Recently a number of friends and acquaintances in Hong Kong asked me about things they need to consider related to moving to Sydney. Some used to live here, some are planning immigration.
So now you have decided on Sydney to be your future home, what’s next?
Both Sydney and Hong Kong are vibrant cities, but they can be very different.
Let’s first start with the basics: a place to live, utilities, Medicare, driver’s licence, transportation, banks, etc.
Some people would almost want to get a mobile phone plan once their flight touch down at Sydney Airport. Mobile phones are really extensions of arms, can’t survive without it! For those who will get an existential crisis without mobile phones, there are 2 telecommunication providers with a branch in Sydney Airport, both on the departure level.

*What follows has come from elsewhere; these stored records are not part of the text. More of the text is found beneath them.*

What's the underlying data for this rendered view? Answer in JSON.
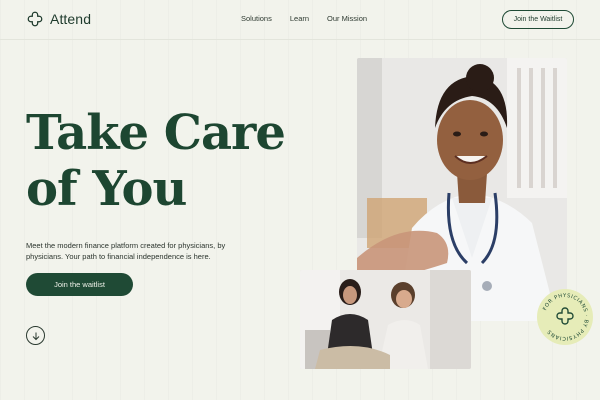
{
  "brand": {
    "name": "Attend",
    "icon": "quatrefoil-logo-icon"
  },
  "nav": {
    "links": [
      "Solutions",
      "Learn",
      "Our Mission"
    ],
    "cta_label": "Join the Waitlist"
  },
  "hero": {
    "headline_line1": "Take Care",
    "headline_line2": "of You",
    "subtext": "Meet the modern finance platform created for physicians, by physicians. Your path to financial independence is here.",
    "cta_label": "Join the waitlist",
    "scroll_icon": "arrow-down-circle-icon"
  },
  "badge": {
    "text": "FOR PHYSICIANS · BY PHYSICIANS",
    "icon": "quatrefoil-icon"
  },
  "colors": {
    "background": "#f2f3ec",
    "primary_green": "#1f4a35",
    "headline_green": "#1d4631",
    "badge_yellow": "#e6ecb8"
  },
  "images": {
    "main_photo": "smiling physician with stethoscope",
    "secondary_photo": "two people looking at a phone"
  }
}
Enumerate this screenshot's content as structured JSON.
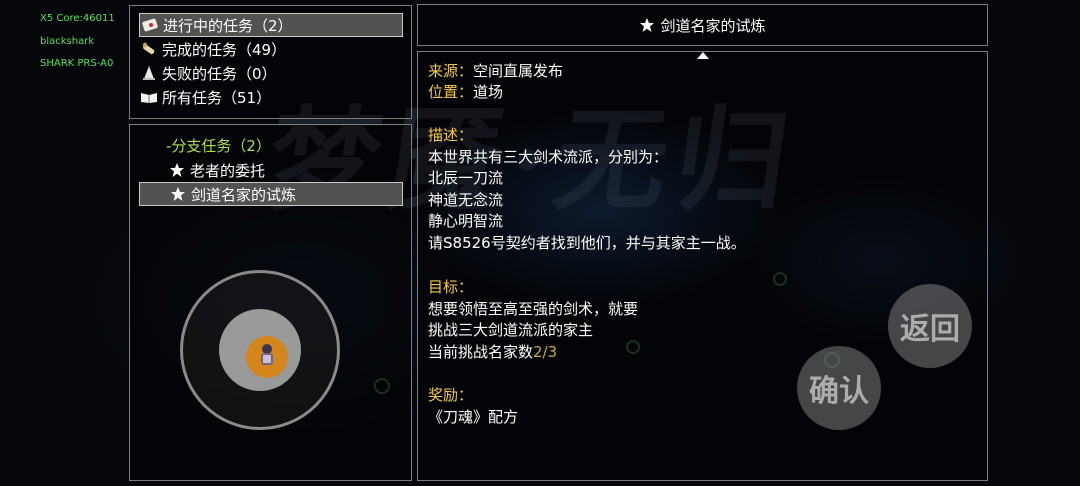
{
  "background_title": "梦魇·无归",
  "device_info": [
    "X5 Core:46011",
    "blackshark",
    "SHARK PRS-A0"
  ],
  "categories": [
    {
      "label": "进行中的任务（2）",
      "icon": "quest-scroll-icon",
      "selected": true
    },
    {
      "label": "完成的任务（49）",
      "icon": "rolled-scroll-icon",
      "selected": false
    },
    {
      "label": "失败的任务（0）",
      "icon": "cone-icon",
      "selected": false
    },
    {
      "label": "所有任务（51）",
      "icon": "book-icon",
      "selected": false
    }
  ],
  "quest_group": {
    "label": "-分支任务（2）"
  },
  "quests": [
    {
      "label": "老者的委托",
      "icon": "star-icon",
      "selected": false
    },
    {
      "label": "剑道名家的试炼",
      "icon": "star-icon",
      "selected": true
    }
  ],
  "detail": {
    "title": "剑道名家的试炼",
    "source_label": "来源：",
    "source_value": "空间直属发布",
    "location_label": "位置：",
    "location_value": "道场",
    "desc_label": "描述：",
    "desc_lines": [
      "本世界共有三大剑术流派，分别为：",
      "北辰一刀流",
      "神道无念流",
      "静心明智流",
      "请S8526号契约者找到他们，并与其家主一战。"
    ],
    "goal_label": "目标：",
    "goal_lines": [
      "想要领悟至高至强的剑术，就要",
      "挑战三大剑道流派的家主"
    ],
    "goal_progress_text": "当前挑战名家数",
    "goal_progress_value": "2/3",
    "reward_label": "奖励：",
    "reward_value": "《刀魂》配方"
  },
  "buttons": {
    "back": "返回",
    "confirm": "确认"
  },
  "colors": {
    "label": "#f5c743",
    "group": "#a9e04a",
    "progress": "#c7a93d",
    "selected_row": "#525252"
  }
}
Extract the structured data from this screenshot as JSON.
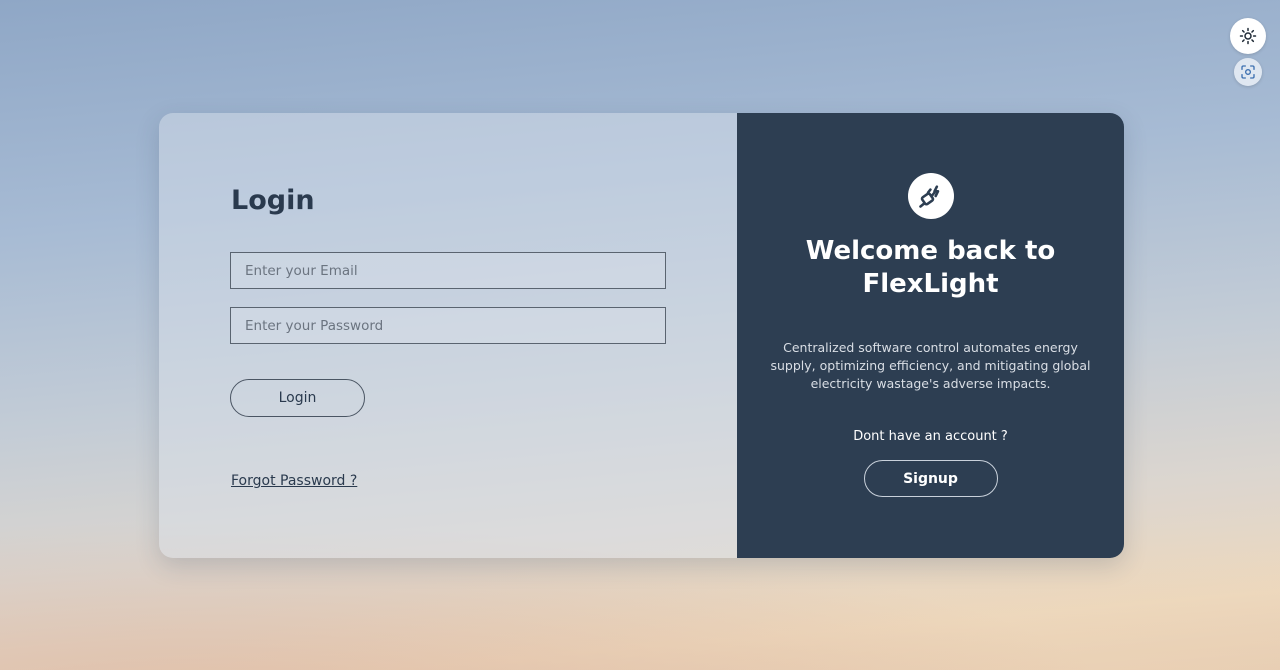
{
  "login": {
    "title": "Login",
    "email_placeholder": "Enter your Email",
    "password_placeholder": "Enter your Password",
    "button_label": "Login",
    "forgot_label": "Forgot Password ?"
  },
  "welcome": {
    "logo_icon": "plug-icon",
    "title": "Welcome back to FlexLight",
    "description": "Centralized software control automates energy supply, optimizing efficiency, and mitigating global electricity wastage's adverse impacts.",
    "no_account_text": "Dont have an account ?",
    "signup_label": "Signup"
  },
  "controls": {
    "theme_icon": "sun-icon",
    "capture_icon": "screenshot-icon"
  },
  "colors": {
    "panel_dark": "#2d3e52",
    "text_dark": "#2a3a4e"
  }
}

Or you can just use the airport wifi (a bit slow though, really).
Prepaid mobile service will be a good solution when you first arrive. Later on when you settle down with everything in place you can consider to continue using the prepaid service or switch to a postpaid service. It’s easy to purchase a prepaid sim card for your phone (reminder: make sure your phone is not locked with your previous overseas service provider), you can get them from many retailers such as supermarkets or convenience stores, and there are tons of plans to choose from. There are dozens of service providers, the 3 major network operators are Telstra, Optus, and Vodafone (most service providers lease service from them). Once you purchased a sim card, it needs to be activated before you can use it. You can do this online. The law in Australia requires you to provide an identification document (e.g. passport) and an Australian address (this can be a hotel/AirBnB) to complete the activation process.
Next on your list is definitely finding a place to stay. If you have no friends or relatives who can provide you (and your family) with accommodation, you may consider searching for homes on Airbnb as a temporary living arrangement. It’s always a good idea to have a short-term living arrangement before committing in a rental or purchase.
Two of the most comprehensive properties websites are Domain and realestate.com.au. Both websites cover the whole of Australia and very easy to use. You will be able to look into different suburbs before making the decision of where to reside.
If you are looking into purchasing, solicitors, agents, and banks will be so happy to provide you with all the help and advice you need.
If you are a student, the best solution would probably be student accommodations to start with. Some are run by universities, some are privately owned. Some have private rooms, some have shared rooms. They are somewhat more expensive than renting your own place, but this way you will not have to worry about buying furniture and appliances, and electricity, gas, internet……
If you are thinking of renting a place first, there may be some difficulties starting fresh with no proof of income and no rental records. When I moved back to Sydney a few years ago, I went to numerous rental inspections, submitted lots of forms for rental application, and got zero feedback. All because I was unable to provide a payslip to the landlords. I was willing to pay 6 months of rent upfront, and still unable to find a place to live. After weeks of this tragic loop, I finally had to find a friend to co-sign the lease to secure a place to live.
Frankly speaking, there is no way you can get around this income proof. Landlords and agents are also requesting proof that you will be a good tenant, meaning rental ledgers from your previous landlord or agent. These constitutes part of the 100-point rental system along with photo ID. On top of all these, if you have not personally attended the inspection, agents are highly likely to ignore your application.
So being new to Sydney and trying to look for a rental property for the first time is not as easy as many people would think. Vacancy rates increased a bit over the past months with high-rise apartment blocks sprouting from the ground scattering everywhere in Sydney, but the popular suburbs still face fierce competition, and the landlords have multiple prospective tenants to choose from. What you can do is try to gather as many documents as possible even before you arrive in Sydney, e.g. if you have been renting in your home country, ask your landlord to provide a reference if possible, and the more financial proofs the better. Talk to the agent to get as much advice as possible.
If you are looking for a place to live in Sydney now, all the best in your residence hunting! Next post will cover all other basics such as getting around Sydney, Medicare, utilities, car and driver licence.